* _Component data from apps and pages_

* * *

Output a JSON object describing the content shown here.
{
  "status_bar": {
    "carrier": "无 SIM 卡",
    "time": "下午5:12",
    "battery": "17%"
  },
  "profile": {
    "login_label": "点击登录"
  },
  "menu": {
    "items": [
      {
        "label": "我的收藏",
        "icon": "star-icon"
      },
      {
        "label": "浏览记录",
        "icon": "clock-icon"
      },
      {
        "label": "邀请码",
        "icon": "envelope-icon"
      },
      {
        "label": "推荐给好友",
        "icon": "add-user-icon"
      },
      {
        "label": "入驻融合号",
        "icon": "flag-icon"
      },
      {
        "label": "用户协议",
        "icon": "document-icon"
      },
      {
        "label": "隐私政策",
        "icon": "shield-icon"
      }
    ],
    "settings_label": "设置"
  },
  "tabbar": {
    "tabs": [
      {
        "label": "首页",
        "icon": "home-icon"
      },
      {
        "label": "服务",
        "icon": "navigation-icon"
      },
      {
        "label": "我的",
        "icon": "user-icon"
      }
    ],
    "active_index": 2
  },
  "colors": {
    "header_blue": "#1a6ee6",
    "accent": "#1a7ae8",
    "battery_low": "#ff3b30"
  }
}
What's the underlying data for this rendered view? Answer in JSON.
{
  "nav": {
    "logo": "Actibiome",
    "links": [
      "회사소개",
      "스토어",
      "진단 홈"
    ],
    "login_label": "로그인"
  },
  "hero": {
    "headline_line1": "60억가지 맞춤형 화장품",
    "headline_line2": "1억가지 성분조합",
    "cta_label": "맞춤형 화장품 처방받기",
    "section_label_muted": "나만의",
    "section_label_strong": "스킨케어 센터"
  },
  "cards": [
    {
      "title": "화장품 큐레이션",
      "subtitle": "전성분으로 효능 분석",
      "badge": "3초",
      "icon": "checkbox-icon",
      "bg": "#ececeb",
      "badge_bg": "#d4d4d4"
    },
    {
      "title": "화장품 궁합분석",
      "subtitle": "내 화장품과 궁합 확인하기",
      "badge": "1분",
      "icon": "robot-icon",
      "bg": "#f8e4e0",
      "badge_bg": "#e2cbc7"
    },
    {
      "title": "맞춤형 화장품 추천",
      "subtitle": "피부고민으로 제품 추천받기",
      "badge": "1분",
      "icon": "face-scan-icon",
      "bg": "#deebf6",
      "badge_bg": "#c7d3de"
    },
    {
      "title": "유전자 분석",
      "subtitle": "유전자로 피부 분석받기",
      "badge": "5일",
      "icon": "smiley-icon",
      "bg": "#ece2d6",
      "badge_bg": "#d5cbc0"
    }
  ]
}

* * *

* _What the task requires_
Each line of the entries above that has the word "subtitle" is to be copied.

* _Result_
      "subtitle": "전성분으로 효능 분석",
      "subtitle": "내 화장품과 궁합 확인하기",
      "subtitle": "피부고민으로 제품 추천받기",
      "subtitle": "유전자로 피부 분석받기",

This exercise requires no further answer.